Sign at the entrance to the Domaine de la Haute Clemencerie, Faverolles-sur-Cher

Thursday, 19 November 2009

Les Vins du Coin 2009: 5th and 6th December

Another date for your diaries if you are close to Blois in the first weekend of December – the annual Vins du Coin tasting. This is an association of some of the most interesting vignerons in the Loir et Cher as well as the valley of Le Loir. All are part of the 'natural' wine movement.

Samedi 05 décembre 2009
(de 10 h à 19 h)

et dimanche 06 décembre 2009
(de 10 h à 18 h)

Haras de BLOIS - 62 avenue Maunoury

This year there will be around 25 organic vignerons compared to the 20 last year:

Bruno Allion – Domaine de Pontcher

Michel Augé

Béatrice et Michel Augé – Domaine des Maisons Brûlées
Junko Araï – Domaine des Bois Lucas
Mickaël Bouges

Mikael Bouges

Samuel Boulay
Alain Courtault et Simon Tardieux, Joël Courtault
– Domaine de Bel-Air
Christophe Foucher
– Domaine de la Lunotte
Nathalie Gaubicher et Christian Chaussard
– Domaine Le Briseau
Renaud Guettier
- La Grapperie

Emile Heredia

Emile Heredia – Domaine de Montrieux
Olivier Lemasson
– Les Vins Contés
Noëlla Morantin

Pascal Potaire (chapeau!)

Pascal Potaire – Les Capriades

Thierry Puzelat

Thierry Puzelat et Pierre-Olivier Bonhomme, Jean Marie et Thierry PuzelatClos du Tue Boeuf
Sylviane et Michel Quenioux
– Domaine de Veilloux

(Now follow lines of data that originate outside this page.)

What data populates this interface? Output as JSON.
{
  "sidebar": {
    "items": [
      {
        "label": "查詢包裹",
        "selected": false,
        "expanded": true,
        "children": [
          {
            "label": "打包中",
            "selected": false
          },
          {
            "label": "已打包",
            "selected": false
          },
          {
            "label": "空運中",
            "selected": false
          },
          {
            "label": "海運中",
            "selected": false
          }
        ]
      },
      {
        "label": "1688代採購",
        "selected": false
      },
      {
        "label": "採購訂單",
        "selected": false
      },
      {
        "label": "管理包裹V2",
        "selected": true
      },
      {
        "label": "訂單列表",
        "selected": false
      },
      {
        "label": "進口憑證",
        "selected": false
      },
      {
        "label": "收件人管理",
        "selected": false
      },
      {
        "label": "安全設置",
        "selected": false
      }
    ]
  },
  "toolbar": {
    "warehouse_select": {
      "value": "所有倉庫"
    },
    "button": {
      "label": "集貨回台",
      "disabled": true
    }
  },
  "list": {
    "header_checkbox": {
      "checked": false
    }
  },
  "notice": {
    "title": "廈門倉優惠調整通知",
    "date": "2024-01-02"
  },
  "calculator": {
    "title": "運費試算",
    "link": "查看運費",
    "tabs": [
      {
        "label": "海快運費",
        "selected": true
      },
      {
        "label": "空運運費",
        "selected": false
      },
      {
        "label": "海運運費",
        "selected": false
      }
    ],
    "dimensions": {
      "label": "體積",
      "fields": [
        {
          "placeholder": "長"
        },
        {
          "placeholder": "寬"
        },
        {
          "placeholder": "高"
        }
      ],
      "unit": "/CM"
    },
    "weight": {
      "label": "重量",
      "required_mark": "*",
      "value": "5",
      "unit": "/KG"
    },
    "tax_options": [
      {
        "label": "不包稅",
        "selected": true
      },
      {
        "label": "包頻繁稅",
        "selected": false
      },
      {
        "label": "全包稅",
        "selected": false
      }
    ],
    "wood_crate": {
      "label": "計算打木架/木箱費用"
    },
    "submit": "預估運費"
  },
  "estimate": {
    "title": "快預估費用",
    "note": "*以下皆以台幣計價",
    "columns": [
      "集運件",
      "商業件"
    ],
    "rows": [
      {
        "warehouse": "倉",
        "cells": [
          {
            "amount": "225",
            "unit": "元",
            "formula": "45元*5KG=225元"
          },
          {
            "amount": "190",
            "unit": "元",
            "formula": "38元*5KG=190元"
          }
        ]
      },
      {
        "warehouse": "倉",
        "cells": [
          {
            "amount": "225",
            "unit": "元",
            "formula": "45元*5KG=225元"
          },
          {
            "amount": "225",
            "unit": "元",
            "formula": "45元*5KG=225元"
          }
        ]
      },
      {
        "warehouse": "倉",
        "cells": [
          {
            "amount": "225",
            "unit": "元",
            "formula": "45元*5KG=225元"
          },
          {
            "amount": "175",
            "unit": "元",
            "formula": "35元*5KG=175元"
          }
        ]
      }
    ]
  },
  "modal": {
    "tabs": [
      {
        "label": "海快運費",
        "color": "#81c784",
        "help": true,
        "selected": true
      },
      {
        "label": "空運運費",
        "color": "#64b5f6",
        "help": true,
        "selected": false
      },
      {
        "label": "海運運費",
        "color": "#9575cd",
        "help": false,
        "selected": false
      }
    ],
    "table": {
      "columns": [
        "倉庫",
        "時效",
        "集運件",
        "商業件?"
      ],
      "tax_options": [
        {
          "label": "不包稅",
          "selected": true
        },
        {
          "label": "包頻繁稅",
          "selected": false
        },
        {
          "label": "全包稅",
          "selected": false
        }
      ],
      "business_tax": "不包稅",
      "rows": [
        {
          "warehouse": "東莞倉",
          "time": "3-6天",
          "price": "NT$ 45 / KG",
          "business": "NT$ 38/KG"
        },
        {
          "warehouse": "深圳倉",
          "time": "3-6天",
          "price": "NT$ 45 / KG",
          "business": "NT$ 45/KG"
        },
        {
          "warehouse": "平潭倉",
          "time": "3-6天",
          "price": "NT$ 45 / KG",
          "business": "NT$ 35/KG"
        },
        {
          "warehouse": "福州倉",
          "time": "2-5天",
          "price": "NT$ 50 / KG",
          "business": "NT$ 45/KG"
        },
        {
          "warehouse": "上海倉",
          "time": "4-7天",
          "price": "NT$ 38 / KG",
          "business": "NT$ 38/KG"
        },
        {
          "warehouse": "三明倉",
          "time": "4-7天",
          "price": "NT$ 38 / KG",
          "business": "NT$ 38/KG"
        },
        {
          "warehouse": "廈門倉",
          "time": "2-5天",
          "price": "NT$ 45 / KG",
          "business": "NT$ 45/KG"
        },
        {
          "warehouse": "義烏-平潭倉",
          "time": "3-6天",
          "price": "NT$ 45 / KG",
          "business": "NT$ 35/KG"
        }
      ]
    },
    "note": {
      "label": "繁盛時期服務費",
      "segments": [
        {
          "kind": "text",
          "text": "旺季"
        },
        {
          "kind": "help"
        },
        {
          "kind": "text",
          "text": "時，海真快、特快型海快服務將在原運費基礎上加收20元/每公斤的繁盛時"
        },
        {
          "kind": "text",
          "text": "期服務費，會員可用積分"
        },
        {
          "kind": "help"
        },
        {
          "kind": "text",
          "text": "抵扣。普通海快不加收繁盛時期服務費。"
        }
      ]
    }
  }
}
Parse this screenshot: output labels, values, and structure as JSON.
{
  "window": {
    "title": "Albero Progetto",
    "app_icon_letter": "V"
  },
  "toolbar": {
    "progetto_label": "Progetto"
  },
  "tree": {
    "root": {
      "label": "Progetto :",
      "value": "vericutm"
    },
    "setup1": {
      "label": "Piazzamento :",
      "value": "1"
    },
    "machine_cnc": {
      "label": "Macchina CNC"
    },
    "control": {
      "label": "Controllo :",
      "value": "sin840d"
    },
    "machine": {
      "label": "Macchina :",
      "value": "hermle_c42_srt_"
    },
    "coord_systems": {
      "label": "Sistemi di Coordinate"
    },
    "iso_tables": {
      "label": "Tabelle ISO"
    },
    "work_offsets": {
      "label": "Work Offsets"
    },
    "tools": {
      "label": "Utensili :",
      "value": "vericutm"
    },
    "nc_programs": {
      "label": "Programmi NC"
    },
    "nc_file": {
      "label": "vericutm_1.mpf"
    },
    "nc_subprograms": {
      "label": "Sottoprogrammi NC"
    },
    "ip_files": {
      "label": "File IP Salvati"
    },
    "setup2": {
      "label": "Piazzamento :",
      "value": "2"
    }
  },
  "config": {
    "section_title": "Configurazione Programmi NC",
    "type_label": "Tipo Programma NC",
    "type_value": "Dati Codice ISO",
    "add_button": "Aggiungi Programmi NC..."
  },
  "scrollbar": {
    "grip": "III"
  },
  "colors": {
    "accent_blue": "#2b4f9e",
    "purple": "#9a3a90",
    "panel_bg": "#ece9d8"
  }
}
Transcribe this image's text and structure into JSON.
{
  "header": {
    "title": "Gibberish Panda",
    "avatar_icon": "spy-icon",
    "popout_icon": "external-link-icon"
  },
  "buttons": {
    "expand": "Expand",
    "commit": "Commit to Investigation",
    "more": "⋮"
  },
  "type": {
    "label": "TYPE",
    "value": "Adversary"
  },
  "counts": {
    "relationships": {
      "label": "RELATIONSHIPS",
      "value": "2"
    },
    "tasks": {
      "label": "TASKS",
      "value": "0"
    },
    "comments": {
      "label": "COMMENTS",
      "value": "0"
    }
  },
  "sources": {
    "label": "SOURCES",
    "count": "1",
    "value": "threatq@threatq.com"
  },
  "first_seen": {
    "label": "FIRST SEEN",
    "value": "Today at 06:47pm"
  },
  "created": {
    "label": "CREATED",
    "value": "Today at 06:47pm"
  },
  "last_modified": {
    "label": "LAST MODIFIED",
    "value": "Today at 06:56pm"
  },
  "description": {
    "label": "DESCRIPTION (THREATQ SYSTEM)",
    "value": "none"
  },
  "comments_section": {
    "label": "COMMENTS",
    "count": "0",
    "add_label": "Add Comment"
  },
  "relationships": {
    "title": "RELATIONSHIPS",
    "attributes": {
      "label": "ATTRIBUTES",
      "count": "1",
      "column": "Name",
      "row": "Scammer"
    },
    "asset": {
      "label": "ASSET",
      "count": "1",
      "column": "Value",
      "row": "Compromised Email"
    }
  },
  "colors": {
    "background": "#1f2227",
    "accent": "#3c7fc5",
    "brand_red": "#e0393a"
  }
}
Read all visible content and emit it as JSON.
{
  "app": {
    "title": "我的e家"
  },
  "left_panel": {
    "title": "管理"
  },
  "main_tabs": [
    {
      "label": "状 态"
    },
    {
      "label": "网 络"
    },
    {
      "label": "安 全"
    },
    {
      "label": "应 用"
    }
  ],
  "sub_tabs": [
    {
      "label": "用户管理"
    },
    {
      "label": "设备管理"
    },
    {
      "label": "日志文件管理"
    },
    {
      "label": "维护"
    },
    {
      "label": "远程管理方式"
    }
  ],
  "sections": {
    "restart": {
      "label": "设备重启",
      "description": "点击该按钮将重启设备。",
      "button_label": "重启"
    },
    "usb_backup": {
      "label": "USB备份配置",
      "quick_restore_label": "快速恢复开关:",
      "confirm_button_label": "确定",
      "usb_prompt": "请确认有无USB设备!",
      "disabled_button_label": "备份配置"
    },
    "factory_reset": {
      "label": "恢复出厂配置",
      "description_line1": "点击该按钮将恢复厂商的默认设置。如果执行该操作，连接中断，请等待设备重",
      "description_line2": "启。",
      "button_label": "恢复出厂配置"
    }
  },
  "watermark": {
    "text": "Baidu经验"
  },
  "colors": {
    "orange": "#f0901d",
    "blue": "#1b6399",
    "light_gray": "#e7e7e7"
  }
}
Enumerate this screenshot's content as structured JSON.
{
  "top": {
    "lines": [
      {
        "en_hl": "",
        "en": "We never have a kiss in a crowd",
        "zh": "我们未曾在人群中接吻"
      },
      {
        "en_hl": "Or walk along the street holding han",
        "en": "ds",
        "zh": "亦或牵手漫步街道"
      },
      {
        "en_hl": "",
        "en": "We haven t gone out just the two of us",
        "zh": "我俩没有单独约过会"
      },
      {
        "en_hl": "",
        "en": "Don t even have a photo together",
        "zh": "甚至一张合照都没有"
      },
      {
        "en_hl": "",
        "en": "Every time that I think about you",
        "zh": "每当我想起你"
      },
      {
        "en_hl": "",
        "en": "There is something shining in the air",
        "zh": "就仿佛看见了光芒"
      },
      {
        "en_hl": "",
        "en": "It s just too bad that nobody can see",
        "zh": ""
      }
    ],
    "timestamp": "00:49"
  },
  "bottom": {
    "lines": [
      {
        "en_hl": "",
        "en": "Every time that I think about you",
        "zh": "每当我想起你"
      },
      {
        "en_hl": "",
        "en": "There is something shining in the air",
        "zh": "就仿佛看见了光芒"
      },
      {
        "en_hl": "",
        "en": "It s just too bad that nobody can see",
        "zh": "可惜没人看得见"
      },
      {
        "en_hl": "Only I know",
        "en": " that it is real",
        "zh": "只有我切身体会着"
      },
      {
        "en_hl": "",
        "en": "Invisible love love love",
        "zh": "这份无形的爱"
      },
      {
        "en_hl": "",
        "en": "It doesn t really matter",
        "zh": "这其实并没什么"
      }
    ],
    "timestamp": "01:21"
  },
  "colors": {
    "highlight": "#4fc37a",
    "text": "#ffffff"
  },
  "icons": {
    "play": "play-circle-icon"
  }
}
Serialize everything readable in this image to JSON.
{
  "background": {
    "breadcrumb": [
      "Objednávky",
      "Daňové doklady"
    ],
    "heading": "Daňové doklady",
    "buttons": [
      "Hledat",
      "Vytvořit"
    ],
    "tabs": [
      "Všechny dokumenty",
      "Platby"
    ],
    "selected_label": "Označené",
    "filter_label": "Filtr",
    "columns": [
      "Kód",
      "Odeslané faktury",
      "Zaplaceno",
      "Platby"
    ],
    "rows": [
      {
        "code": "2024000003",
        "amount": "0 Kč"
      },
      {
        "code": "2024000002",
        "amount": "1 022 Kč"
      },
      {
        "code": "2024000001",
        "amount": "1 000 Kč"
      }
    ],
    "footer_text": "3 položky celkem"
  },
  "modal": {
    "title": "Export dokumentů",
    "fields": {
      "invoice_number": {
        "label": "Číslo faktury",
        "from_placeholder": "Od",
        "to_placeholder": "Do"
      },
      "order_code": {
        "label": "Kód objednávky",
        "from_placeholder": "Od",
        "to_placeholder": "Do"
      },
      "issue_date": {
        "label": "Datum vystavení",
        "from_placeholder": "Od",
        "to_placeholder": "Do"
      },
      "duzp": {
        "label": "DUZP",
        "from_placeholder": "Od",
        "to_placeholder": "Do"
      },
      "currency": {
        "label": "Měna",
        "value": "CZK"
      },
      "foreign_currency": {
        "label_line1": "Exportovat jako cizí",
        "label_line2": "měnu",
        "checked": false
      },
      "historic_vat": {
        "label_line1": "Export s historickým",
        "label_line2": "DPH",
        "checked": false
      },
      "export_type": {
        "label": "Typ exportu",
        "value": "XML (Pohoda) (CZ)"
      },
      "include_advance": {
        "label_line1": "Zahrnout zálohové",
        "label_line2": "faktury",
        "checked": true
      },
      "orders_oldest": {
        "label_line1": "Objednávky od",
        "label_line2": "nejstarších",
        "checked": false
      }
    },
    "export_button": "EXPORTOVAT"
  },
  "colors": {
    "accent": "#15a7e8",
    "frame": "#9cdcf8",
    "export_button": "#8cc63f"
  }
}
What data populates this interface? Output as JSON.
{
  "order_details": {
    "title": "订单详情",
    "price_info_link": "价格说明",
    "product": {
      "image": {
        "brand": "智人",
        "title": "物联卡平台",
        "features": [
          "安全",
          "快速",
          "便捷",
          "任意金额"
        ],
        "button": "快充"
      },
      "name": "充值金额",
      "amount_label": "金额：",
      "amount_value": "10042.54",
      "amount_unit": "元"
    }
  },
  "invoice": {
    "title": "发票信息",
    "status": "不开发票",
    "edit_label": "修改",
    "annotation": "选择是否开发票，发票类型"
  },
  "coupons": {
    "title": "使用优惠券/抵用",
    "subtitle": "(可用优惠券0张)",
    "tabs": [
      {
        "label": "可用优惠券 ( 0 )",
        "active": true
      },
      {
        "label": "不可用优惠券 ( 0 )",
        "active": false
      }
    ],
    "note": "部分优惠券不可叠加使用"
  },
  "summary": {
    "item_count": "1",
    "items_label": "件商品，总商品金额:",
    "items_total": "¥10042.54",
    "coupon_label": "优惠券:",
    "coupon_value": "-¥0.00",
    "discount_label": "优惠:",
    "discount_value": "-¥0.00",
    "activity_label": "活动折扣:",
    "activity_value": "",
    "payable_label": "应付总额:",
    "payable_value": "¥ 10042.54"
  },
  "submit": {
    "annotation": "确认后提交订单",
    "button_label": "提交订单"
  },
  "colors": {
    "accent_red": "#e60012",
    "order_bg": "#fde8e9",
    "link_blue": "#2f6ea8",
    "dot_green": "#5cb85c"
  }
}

Jean-Pierre Robinot and his wife@Salon des Vins de Loire 2009

Jean-Pierre Robinot – Les Vignes de l’Ange Vin

Didier Barouillet

Catherine Roussel et Didier Barrouillet – Clos Roche Blanche

Jérôme and Dominique Sauvete

Jérôme Sauvête
Cyrille Sevin
Pascal Simonutti – Le Pré Noir

Philippe Tessier

Philippe Tessier
– Domaine Philippe Tessier
Isabelle et Hervé Villemade – Domaine du Moulin

More details here

Looks a fascintating tasting opportunity. Unfortunately I'm unable to make it but must make a special effort to be there for one of the editions – perhaps in 2010?